In any sane code base, these method names will only appear in very specific places as part of tightly defined and documented classes, and would include a docstring. In my 8 years of Python, I have used __call__ exactly once, to try and emulate C# delegates, which turned out to be too insane to use in the end anyway.
Please ignore all the new-fangled "Pythonic" (GRRRRRR!) ORMs, template systems, and what have you that wonderfully misrepresent what makes Python nice in the first place (I'm talking about you here, Django).
I'm closely aligned to njs's way of thinking (see comment above). And if you think Python is verbose, you've either never read a line of C++ in your life, or you're reading really bad Python! With a good understanding of the core language (easily accomplished), it's actually pretty hard to write ugly code (__call__ and such) without trying.

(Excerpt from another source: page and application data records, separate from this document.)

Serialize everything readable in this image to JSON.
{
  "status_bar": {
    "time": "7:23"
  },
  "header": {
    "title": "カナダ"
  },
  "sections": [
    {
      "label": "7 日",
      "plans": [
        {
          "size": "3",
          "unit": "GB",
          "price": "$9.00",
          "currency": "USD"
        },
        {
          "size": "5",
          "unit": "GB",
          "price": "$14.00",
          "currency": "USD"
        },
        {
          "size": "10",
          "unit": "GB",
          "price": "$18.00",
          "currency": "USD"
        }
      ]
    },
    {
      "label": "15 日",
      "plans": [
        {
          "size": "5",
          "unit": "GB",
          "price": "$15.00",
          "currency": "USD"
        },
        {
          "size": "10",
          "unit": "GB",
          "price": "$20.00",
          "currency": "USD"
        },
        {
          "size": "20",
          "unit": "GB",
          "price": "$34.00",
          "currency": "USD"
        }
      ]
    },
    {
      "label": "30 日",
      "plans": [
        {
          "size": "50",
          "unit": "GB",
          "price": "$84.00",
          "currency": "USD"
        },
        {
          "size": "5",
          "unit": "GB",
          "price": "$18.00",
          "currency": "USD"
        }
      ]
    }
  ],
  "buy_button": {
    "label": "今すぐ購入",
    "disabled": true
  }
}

It's worth remembering that the alternative to these ugly method names is special syntax, or friendlier method names that the average programmer is likely to overwrite by accident. That's why they are delineated with such brutishness.

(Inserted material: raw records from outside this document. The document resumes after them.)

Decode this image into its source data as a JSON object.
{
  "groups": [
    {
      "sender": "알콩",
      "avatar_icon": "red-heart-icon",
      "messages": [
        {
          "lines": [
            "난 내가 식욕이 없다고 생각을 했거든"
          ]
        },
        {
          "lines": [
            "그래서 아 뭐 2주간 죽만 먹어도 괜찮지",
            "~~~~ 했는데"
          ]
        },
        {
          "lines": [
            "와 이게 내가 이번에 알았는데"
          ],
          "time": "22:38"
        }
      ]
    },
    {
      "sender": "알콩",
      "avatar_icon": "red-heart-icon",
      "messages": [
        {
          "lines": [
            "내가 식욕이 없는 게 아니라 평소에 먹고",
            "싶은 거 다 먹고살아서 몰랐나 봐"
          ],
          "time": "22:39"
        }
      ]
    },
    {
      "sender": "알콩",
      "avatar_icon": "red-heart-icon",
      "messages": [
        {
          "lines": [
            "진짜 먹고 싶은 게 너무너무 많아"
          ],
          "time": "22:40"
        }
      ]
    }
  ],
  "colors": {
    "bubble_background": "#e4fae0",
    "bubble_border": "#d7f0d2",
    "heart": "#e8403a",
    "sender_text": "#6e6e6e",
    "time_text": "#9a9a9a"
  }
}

Personally, if I was reading a piece of C++ that had "operator()" every 5 lines, I'd reserve my judgement on the language until I found some less crackpiped code.

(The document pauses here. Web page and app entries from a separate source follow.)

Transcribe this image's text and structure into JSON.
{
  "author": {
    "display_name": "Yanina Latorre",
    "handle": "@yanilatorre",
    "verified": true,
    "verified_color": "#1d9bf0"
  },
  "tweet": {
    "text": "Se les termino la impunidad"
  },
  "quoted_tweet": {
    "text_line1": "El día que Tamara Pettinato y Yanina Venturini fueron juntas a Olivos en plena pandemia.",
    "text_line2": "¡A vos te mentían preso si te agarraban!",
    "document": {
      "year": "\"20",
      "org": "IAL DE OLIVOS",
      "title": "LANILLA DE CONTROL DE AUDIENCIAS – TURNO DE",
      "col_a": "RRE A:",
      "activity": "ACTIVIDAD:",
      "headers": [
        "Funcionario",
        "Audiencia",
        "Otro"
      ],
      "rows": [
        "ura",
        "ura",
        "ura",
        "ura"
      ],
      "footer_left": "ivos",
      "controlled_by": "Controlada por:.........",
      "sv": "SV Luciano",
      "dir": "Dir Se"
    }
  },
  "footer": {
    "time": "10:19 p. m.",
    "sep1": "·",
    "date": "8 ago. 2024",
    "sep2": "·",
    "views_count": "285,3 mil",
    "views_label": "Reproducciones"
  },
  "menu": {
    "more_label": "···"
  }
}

...and that's about as coherent a comment as I can come up with having been awake 36 hours. :) 'night!